Today I took measurements… in a department store. Here’s the results:
Normal Store Mannequin:
Bust/Waist/Hips: 31-25-35 1/2
Leg Circumference: 15″
Leg Circumference: 19″
Me (I wear a size 2-8 in retail clothing)
Leg Circumference: 22 1/2″
Average American Woman: According to the CDC and SizeUSA
Leg Circumference: Wasn’t able to find the data
Leg Circumference: 16
What’s surprising is even these perfectly proportioned mannequins used to display clothing for women to buy are too fat to model. They would have to lose 5-10 pounds or 1/2-1 1/2 inches in some places to be able to fit the clothing required of them to wear.
It seems ridiculous and abusive and yes, perhaps it is. Or is it?
Plus Magazine recently did an editorial depicting plus sized models nakedly, proudly displaying their curves alongside traditional runway models. Along with the images were messages about the change a model’s body has had to go through to compete.
-Twenty years ago the average fashion model weighed 8% less than the average woman. Today, she weighs 23% less.
- Ten years ago plus-size models averaged between size 12 and 18. Today the need for size diversity within the plus-size modeling industry continues to be questioned. The majority of plus-size models on agency boards are between a size 6 and 14, while the customers continue to express their dissatisfaction.
- Most runway models meet the Body Mass Index physical criteria for Anorexia.
- 50% of women wear a size 14 or larger, but most standard clothing outlets cater to sizes 14 or smaller.
It’s long been known and accepted that we’re a country obsessed with thinness. The fantasy and the reality grows more and more disparate. I wonder where the breaking point will be… is there a point at which women and models say enough? Stop. It’s no longer my job or responsibility to continue to walk this destructive path.

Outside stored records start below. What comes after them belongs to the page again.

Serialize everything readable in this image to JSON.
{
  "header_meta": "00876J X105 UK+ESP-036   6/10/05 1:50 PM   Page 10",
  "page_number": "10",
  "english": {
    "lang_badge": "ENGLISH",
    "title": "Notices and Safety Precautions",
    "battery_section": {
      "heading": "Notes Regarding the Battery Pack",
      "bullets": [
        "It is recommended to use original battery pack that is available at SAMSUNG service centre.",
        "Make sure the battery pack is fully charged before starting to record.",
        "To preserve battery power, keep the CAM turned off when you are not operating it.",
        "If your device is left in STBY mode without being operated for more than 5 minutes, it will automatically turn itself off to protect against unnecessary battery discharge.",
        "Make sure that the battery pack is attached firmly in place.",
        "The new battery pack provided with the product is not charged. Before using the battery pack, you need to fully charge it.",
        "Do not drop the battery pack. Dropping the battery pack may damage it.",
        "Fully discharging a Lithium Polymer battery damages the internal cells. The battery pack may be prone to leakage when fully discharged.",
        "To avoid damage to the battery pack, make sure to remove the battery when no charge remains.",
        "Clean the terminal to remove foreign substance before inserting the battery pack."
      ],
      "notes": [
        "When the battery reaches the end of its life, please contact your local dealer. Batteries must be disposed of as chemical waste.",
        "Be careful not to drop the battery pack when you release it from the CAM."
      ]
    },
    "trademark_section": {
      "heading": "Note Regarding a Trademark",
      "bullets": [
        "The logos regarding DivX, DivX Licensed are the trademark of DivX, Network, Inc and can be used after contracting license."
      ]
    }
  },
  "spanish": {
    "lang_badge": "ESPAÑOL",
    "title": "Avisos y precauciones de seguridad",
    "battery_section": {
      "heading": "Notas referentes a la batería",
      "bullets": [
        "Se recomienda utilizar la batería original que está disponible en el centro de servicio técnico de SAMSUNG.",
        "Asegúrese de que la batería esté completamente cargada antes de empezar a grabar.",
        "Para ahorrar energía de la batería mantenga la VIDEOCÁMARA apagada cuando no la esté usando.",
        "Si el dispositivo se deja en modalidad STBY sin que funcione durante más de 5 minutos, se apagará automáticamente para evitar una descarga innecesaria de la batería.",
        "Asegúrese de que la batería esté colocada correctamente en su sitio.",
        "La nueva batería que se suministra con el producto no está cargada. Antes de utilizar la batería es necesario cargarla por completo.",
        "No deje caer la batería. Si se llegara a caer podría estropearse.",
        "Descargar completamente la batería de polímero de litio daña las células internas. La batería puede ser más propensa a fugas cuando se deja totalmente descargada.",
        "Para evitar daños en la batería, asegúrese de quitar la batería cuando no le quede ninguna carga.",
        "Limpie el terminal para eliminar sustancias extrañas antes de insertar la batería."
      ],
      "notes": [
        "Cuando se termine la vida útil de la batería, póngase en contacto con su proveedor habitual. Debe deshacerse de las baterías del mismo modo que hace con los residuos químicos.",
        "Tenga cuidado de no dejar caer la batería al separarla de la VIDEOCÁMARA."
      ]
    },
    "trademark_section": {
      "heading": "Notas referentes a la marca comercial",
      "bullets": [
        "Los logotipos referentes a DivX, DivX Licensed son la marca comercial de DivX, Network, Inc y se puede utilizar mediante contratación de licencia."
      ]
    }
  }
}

Maybe I’m wrong. Maybe all the models I saw starving themselves were getting paid enough to make it ok. I don’t think so.